Amy, this is just perfect. Right now, to me, the writing is the best part. It is the only part of this entire journey that I will be able to control. Writing the first draft is solely mine. After that, well--opinions, ideas, thoughts, theories--the world steps in. Thanks for the reminder. This, I know, is my time. And the rest? I guess we'll see.

Lynne Griffin and Amy MacKinnon said...

Judy, you would know after the success of All the Numbers. I'd love to hear how different writing that second book has been for you. More confident? Scared? It's all a rush to be sure.

Exactly, Kristen! Isn't it kind of odd to imagine how others will try to classify your book? We do it to children all the time, affix labels as if kids are so simple or even static. Enjoy what you can control, accept the rest.


Gail said...

Great post Amy... the mothering and the writing, how pure the love, how difficult to stop and cherish. Thanks for reminding us.

Lynne Griffin and Amy MacKinnon said...

Gail, you and Kristy Kiernan were the ones to tell me to stop and cherish. Thanks to both of you, I did. I hope you're breathing easier knowing Cancer is a Bitch will be welcomed by the world next September. I truly cannot wait to read it and wish I were one of your readers.


Carleen Brice said...

Beautiful. Makes me want to read your book ASAP!

Thank you for the reminder to slow down and really be in the now...no matter what the now is.

T. Forkner said...

A beautiful article, Amy. The mothering of Writing. I like it.

Lynne Griffin and Amy MacKinnon said...

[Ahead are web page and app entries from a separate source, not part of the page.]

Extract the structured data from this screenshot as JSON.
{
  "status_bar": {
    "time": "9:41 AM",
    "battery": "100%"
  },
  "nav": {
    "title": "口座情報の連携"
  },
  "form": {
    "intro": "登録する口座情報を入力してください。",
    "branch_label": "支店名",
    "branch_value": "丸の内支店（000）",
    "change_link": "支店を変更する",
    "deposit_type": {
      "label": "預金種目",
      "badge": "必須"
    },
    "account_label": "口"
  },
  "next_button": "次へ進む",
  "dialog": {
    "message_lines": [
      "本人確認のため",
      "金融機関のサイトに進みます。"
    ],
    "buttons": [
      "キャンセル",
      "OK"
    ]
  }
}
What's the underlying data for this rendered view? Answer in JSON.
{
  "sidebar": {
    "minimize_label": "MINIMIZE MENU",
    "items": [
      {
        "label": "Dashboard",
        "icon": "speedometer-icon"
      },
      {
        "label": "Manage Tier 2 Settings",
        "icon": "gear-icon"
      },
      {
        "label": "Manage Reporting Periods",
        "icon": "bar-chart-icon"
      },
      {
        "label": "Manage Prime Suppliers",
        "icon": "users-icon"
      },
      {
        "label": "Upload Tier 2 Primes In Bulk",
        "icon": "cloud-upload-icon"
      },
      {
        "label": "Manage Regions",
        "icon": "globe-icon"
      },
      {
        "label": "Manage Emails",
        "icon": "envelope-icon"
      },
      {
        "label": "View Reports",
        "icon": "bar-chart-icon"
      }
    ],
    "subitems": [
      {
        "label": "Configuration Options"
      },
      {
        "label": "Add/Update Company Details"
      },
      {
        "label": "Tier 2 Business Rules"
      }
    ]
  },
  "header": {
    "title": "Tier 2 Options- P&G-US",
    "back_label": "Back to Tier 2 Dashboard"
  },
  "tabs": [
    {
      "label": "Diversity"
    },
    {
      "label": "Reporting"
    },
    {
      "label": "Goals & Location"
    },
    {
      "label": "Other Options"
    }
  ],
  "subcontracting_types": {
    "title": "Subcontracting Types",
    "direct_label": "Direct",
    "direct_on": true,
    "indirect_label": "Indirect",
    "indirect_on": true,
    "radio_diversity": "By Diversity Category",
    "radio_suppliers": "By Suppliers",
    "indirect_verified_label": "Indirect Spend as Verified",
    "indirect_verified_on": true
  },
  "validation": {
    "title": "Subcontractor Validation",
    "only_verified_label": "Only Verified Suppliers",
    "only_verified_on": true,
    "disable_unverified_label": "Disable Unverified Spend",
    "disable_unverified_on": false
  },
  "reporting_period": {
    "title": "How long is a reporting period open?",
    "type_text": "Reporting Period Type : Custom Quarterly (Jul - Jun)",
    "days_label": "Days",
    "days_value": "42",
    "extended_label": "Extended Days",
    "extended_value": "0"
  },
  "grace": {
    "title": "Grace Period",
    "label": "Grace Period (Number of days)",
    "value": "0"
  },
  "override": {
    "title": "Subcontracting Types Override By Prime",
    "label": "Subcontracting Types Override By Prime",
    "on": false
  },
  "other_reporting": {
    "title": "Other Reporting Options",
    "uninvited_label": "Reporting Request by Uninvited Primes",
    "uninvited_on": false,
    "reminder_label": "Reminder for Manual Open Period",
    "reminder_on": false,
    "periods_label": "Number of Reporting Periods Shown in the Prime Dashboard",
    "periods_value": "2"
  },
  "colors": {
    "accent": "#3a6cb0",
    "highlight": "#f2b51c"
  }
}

Carleen, yes, in the moment. Like when you went to the Grand Canyon, stayed in the moment, and just let go of it all. Then magic happened. Same goes for Orange Mint & Honey, I can't wait!

Thank you, Tina. I'm not surprised this resonates with you considering Ruby Among Us is about a mother and daughter. Funny how motherhood permeates everything.


Larramie said...

Truly inspired, Amy. There are so many wonderful "firsts" in our lives...IF only we could remember them all!

Lynne Griffin and Amy MacKinnon said...

Thank you, Larramie. I remember the best ones, don't you? And the worst.


mohanley5 said...

Beautifully written. So nice to see you at Grub.

Lisa said...

This is such a perfect analogy. There are the books, the workshops, the classes, the conversations, the shared blog posts and they all contribute, but the first book is something that we are ultimately alone with and we commune with our characters and places and story in a way that truly belongs only to us. At some time, yes, the plan is to open this all up to plenty of people and forces beyond my control, but for just now, I do cherish this time. Thank you for reminding me of how special it really is.

Lynne Griffin and Amy MacKinnon said...

Mo, is was great to see you, too. I had a fantastic time at Taste of Grub and was so pleased to win a signed Copy of Anita Diamant's tenth anniversary edition of The Red Tent. This is a book I've been in love with for so many years and to finally meet its author is a dream come true. She is brilliant, by the way, and her next book sounds as though it will be similar to Tent. Bet you all can't wait!

Exactly, Lisa. When you're writing that first book, you write only for the story. You don't worry what your agent will say, your editor doesn't care about plot points, all that matters is devoting yourself to the expectationsof the story - no one else's. It's a gift. Enjoy this time.